Kyoto abounds with wonderful textile traditions that have been skillfully blended to create treasures like the 19th century kimono shown above, where the subtle use of dyes have created a wispy cloud-like texture as the background for this fabulous embroidered garden. In its day, such a kimono was probably worn by a lady-in-waiting of the imperial court, but is now the property of Kyoto National Museum.
Smaller exhibitions of embroidery shown at Shishu-Yakata, The Embroidery Museum and School of Kyoto include both modern and historical pieces. A 40-minute course in Japanese-style hand embroidery is offered at a nominal fee. The museum school also offer classes in making a Japanese pastry called Yatsuhachi-an, a fresh rice flour dough filled with sweetened bean paste.
The classical Japanese embroidery used to decorate kimono worn by members of the imperial court was adapted from techniques that spread from China and Korea some 12 to 13 hundred years ago and requires the mastery of approximately 46 different stitches or stitch combinations. These elegant embroideries are generally stitched with a fine silk filament on silk or a fine linen-like ramie and featuring birds, flowers or scenes from poetry or classical literature.

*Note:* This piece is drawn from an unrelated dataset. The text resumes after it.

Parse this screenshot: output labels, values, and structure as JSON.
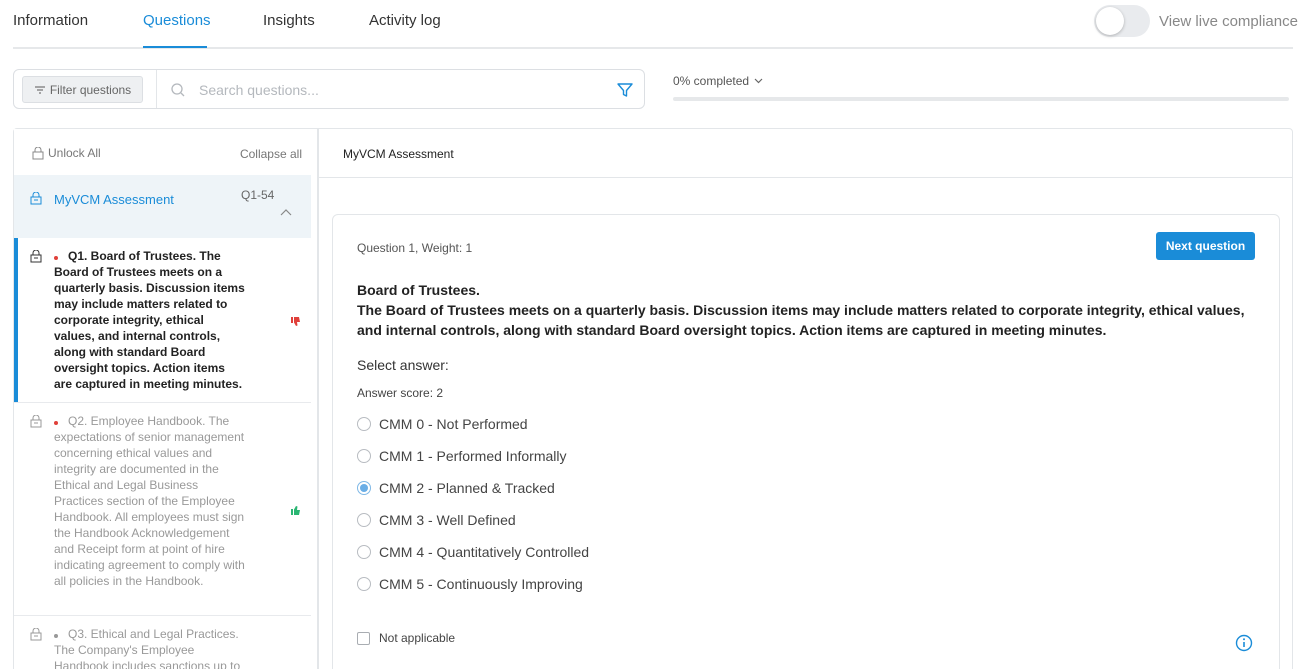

Of course, there are also many other wonderful Japanese embroidery traditions such as sashiko and kogen that were used by farmers and fisherman to repair, reinforce or pad their clothing. These clothes were often made of coarse indigo-dyed hemp fabrics and stitched with a sturdy white thread, creating a special rustic beauty all their own. But I’ll save a discussion of that for another post.